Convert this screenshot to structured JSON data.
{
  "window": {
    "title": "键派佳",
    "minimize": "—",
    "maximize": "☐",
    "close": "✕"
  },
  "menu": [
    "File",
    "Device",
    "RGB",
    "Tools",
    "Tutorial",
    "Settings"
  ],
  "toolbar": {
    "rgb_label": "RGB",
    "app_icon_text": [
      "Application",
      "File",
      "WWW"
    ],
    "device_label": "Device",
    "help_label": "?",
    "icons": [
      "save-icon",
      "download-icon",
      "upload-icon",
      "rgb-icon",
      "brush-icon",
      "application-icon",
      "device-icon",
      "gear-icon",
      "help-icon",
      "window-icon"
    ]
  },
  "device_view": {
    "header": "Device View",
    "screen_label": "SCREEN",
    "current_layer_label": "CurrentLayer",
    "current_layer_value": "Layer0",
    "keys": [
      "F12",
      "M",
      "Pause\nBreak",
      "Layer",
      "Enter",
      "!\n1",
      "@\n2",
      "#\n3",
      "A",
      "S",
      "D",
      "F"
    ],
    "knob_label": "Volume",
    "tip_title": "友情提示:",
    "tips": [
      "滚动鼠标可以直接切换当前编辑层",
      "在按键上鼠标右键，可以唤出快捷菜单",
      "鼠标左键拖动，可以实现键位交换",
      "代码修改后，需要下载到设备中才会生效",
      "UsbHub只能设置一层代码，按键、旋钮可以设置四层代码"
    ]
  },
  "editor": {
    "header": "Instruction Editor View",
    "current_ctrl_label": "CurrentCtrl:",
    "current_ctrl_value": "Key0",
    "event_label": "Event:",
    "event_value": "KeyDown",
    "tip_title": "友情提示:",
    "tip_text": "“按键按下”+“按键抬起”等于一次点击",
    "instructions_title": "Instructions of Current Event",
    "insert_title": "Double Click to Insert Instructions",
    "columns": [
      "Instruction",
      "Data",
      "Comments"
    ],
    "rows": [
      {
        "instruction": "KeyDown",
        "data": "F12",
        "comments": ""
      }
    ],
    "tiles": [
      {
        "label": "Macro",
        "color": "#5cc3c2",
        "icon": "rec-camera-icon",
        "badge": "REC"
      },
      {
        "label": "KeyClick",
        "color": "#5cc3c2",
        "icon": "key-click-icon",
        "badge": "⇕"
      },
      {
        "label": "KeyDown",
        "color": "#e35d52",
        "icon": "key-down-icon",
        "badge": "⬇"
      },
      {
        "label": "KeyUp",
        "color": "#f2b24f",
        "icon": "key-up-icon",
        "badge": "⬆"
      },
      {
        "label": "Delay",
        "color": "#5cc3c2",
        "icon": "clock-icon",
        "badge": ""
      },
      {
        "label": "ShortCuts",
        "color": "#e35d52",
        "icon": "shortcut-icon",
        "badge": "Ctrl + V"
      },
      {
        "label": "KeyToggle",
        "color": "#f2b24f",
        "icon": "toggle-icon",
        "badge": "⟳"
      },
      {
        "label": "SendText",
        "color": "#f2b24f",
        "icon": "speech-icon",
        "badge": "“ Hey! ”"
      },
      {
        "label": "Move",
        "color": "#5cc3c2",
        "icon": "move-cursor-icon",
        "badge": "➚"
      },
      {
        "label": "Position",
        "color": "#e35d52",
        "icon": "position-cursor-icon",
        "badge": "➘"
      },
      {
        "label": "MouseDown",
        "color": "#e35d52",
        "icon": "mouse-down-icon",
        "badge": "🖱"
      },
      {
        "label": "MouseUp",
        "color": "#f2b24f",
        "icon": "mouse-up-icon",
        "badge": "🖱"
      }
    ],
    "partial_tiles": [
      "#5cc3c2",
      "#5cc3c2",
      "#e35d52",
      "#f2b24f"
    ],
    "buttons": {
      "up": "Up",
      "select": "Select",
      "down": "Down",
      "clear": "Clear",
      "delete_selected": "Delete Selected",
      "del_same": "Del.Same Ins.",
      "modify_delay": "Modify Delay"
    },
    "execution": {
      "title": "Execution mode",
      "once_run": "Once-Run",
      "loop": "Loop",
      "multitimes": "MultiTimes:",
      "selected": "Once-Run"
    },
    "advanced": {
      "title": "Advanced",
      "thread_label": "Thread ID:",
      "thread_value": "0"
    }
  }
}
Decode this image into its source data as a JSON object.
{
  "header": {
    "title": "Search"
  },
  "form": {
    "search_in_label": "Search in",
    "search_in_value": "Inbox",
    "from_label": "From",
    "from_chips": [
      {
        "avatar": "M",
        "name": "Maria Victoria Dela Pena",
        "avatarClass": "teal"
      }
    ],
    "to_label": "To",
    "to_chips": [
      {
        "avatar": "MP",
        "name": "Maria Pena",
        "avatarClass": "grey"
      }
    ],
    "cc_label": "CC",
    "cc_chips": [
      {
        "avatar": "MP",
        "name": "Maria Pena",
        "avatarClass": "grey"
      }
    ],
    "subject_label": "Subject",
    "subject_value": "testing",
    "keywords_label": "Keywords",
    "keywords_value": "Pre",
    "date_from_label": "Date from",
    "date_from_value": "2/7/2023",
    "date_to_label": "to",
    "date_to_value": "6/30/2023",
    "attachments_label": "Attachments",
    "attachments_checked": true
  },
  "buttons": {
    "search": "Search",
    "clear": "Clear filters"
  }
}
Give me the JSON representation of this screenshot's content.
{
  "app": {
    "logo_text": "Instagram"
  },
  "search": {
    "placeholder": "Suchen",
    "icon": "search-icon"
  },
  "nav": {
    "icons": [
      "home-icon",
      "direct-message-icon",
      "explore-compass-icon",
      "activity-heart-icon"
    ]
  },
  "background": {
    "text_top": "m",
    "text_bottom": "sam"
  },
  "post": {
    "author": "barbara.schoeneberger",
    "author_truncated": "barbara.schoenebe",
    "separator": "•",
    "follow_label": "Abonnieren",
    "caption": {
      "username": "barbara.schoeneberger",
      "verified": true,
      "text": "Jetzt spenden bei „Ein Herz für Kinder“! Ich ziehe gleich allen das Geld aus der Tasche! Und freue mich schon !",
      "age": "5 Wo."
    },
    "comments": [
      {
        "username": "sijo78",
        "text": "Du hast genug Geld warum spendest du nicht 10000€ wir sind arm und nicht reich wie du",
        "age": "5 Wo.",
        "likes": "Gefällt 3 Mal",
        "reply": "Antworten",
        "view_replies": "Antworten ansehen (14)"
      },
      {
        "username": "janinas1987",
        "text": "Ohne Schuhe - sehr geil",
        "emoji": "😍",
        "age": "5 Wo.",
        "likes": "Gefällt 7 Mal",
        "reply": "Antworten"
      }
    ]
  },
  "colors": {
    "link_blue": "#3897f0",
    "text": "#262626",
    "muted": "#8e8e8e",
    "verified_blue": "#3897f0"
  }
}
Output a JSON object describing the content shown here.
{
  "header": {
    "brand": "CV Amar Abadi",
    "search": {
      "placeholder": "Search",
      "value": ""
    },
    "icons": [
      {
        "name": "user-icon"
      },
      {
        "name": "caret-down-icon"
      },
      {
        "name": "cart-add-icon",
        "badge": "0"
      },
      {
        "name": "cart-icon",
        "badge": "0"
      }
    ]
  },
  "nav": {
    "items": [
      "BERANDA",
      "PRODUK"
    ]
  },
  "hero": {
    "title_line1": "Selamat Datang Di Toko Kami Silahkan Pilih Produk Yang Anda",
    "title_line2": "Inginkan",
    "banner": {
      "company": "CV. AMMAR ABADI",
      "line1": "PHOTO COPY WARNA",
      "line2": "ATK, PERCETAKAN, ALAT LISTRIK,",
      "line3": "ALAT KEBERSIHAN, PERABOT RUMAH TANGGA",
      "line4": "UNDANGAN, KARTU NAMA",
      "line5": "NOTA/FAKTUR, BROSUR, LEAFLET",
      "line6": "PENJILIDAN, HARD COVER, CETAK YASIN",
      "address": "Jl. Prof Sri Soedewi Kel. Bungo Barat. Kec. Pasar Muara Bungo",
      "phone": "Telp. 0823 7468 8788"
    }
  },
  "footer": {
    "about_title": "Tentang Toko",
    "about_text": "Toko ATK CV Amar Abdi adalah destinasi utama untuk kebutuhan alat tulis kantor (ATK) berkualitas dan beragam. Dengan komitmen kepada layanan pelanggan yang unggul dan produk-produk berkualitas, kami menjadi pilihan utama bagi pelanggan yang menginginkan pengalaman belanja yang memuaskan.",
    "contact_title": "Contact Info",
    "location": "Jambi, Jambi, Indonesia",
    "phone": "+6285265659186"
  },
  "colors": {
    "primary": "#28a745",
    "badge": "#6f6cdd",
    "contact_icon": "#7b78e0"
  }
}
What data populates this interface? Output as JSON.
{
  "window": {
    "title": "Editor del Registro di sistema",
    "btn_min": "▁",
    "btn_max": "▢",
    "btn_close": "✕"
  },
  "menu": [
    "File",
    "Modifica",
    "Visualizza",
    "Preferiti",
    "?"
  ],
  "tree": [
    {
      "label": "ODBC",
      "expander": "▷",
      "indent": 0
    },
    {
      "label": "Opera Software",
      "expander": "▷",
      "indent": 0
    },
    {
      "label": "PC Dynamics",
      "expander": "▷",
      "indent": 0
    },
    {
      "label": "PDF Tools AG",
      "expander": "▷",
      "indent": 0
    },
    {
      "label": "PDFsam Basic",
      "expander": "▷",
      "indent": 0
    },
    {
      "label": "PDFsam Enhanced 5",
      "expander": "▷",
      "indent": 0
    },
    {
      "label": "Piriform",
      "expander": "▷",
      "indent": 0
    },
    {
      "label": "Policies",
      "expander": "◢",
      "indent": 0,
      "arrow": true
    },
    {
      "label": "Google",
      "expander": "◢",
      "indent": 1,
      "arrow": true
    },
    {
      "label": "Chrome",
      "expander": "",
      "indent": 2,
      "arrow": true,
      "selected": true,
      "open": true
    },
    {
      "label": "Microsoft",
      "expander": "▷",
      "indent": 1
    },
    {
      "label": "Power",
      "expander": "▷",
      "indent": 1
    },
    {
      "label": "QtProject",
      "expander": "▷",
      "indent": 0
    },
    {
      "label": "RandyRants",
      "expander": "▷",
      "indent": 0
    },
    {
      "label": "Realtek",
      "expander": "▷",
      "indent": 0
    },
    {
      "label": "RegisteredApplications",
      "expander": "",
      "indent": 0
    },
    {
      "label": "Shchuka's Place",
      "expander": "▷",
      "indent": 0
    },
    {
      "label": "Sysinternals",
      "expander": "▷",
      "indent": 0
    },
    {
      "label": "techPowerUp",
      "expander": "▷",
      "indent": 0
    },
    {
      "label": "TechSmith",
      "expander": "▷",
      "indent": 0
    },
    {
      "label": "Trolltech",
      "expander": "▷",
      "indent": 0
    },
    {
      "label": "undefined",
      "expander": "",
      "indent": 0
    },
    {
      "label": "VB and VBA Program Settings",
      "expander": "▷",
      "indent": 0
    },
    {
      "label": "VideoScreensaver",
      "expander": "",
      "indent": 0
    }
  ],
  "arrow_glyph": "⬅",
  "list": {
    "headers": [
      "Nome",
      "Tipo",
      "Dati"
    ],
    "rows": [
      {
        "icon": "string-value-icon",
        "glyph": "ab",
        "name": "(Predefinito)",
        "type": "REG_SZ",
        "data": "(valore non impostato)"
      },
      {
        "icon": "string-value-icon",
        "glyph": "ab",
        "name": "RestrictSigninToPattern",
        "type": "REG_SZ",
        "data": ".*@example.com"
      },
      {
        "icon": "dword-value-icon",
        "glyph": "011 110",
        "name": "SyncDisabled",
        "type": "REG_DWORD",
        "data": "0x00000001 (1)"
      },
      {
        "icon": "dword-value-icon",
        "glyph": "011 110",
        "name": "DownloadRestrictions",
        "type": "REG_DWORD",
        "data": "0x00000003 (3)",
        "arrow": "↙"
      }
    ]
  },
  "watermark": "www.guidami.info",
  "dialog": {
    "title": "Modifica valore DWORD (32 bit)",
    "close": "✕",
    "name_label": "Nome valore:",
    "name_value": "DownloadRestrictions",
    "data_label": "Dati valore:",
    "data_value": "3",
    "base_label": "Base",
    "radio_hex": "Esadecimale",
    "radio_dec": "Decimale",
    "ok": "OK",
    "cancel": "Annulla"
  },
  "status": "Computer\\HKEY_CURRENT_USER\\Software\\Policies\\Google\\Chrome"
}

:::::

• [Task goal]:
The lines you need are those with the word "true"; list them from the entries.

• [Finished exercise]:
    "attachments_checked": true
      "verified": true,
      "arrow": true
      "arrow": true
      "arrow": true,
      "selected": true,
      "open": true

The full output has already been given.